The American auto industry today includes many factories run by overseas-based companies like Toyota, Nissan, and Volkswagen. Most of these are non-unionized, and many are in the South. Yet the traditional “Big Three,” UAW-organized auto industry remains a strong presence in the Great Lakes and Mississippi Valley states, and two of these three companies—and an estimated 1.5 million jobs– were rescued from bankruptcy by Obama Administration policies. Obama’s advertising from 2012 highlighted Mitt Romney’s notorious “Let Detroit Go Bankrupt” editorial headline, while another commercial featured a cartoon Romney putting company logos into a wood chipper.
If Democrats seek to renew their support for the workers and retirees of U.S. auto industry, they are going to have to confront a big problem: fuel economy. Environmental advocates, who overwhelmingly favor Democrats, want more of it, for example hailing California’s strict new gas mileage standards and support for electric cars. Yet the traditional U.S. auto industry does not excel in the market for these cars. Instead, they dominate the market in larger SUVs and pickup trucks, which tend to be gas guzzlers.
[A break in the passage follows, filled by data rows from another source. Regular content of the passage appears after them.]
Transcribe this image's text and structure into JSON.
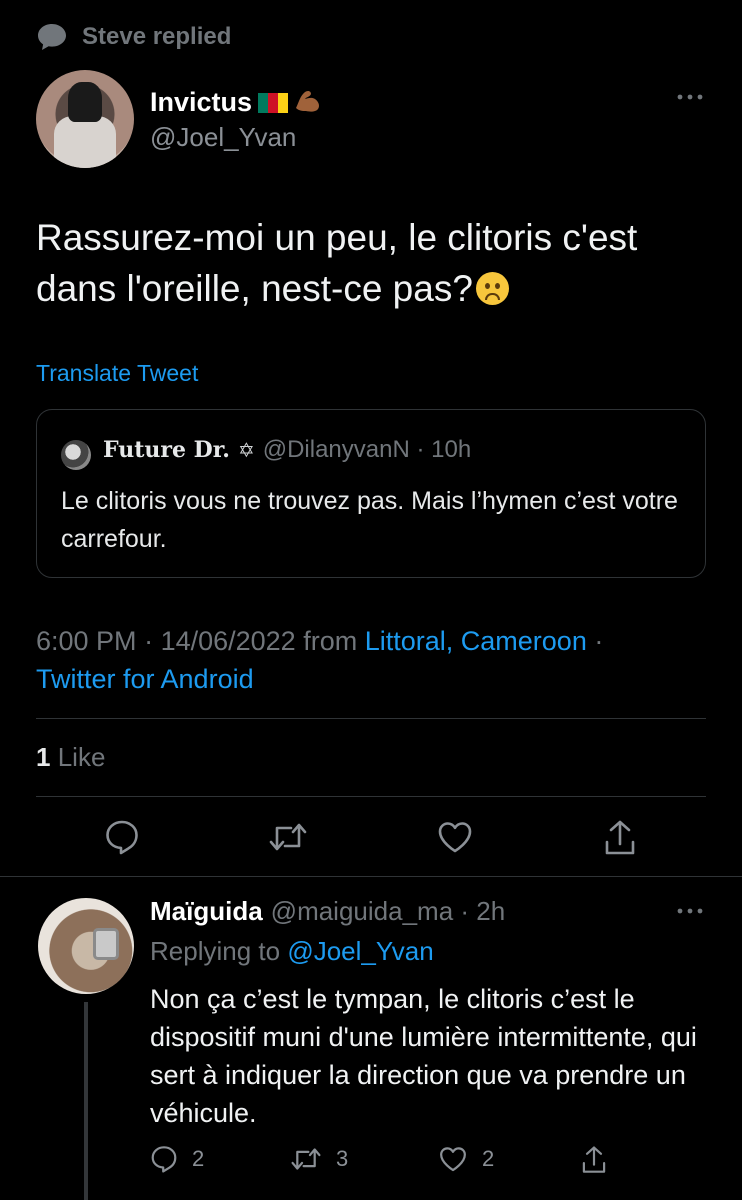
{
  "social_context": {
    "text": "Steve replied"
  },
  "author": {
    "name": "Invictus",
    "handle": "@Joel_Yvan",
    "flag_colors": [
      "#007a5e",
      "#ce1126",
      "#fcd116"
    ]
  },
  "tweet": {
    "text": "Rassurez-moi un peu, le clitoris c'est dans l'oreille, nest-ce pas?",
    "emoji": "slightly-frowning-face",
    "translate_label": "Translate Tweet"
  },
  "quoted": {
    "name": "Future Dr.",
    "badge": "✡",
    "handle": "@DilanyvanN",
    "time": "10h",
    "text": "Le clitoris vous ne trouvez pas. Mais l’hymen c’est votre carrefour."
  },
  "meta": {
    "time": "6:00 PM",
    "date": "14/06/2022",
    "from_label": "from",
    "location": "Littoral, Cameroon",
    "client": "Twitter for Android"
  },
  "stats": {
    "likes_count": "1",
    "likes_label": "Like"
  },
  "actions": [
    "reply-icon",
    "retweet-icon",
    "like-icon",
    "share-icon"
  ],
  "reply": {
    "name": "Maïguida",
    "handle": "@maiguida_ma",
    "time": "2h",
    "replying_label": "Replying to",
    "replying_to": "@Joel_Yvan",
    "text": "Non ça c’est le tympan, le clitoris c’est le dispositif muni d'une lumière intermittente, qui sert à indiquer la direction que va prendre un véhicule.",
    "reply_count": "2",
    "retweet_count": "3",
    "like_count": "2"
  },
  "colors": {
    "background": "#000000",
    "accent": "#1d9bf0",
    "muted": "#71767b",
    "divider": "#2f3336"
  }
}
Many of these auto industry voters are members of the United Auto Workers, which traditionally supports Democrats, and they agree with their old party on issues like health care. Yet in order to win them back, the Democrats will have to convince them—as did Obama—that their jobs, and their pensions, are not at stake, without losing the staunch pro-environmentalism supporters to nonvoting or to third-party candidates.
Donald Trump’s behavior as candidate and President is anything but conventional. For one thing, he just became the first President in U.S. history to seek re-election while being impeached. Yet it is incumbent on us political scientists to cool the hype—in this case, the overblown case that traditional approaches to political analysis are no longer relevant. Nothing could be further from the truth, and operatives working quietly but effectively in the campaign organizations of both parties already know this. Now it is time for the rest of us to realize it, too. In order to get re-elected, the President must hold together his coalition. In order to defeat him, Democrats will have to simultaneously turn out new voters, and cut into Trump’s coalition, targeting those who are most cross-pressured. Neither job will be easy, and it would be very premature for either side to throw out all those old campaign playbooks.
Michael A. Smith is Professor of Political Science and Chair of Social Sciences at Emporia State University. He has authored or co-authored three books, the most recent of which is co-authored with two Emporia State colleagues, Drs. Bob Grover and Rob Catlett. It is entitled Low Taxes and Small Government: The Brownback Experiment in Kansas and was released by Lexington in 2019. He has other academic publications as well, and also writes newspaper columns carried throughout Kansas as part of the Insight Kansas group and blogs for the MPSA. Michael appears occasionally on television and radio in Kansas and western Missouri to discuss state and national politics. He was an expert witness for the plantiff in the Bednasek v Kobach case, decided together with Fish v Kobach by the federal district court for Kansas in 2018. Michael teaches courses in American politics, state and local government, and political philosophy. He received his Ph.D. from the University of Missouri in 2000. Follow Michael on Twitter.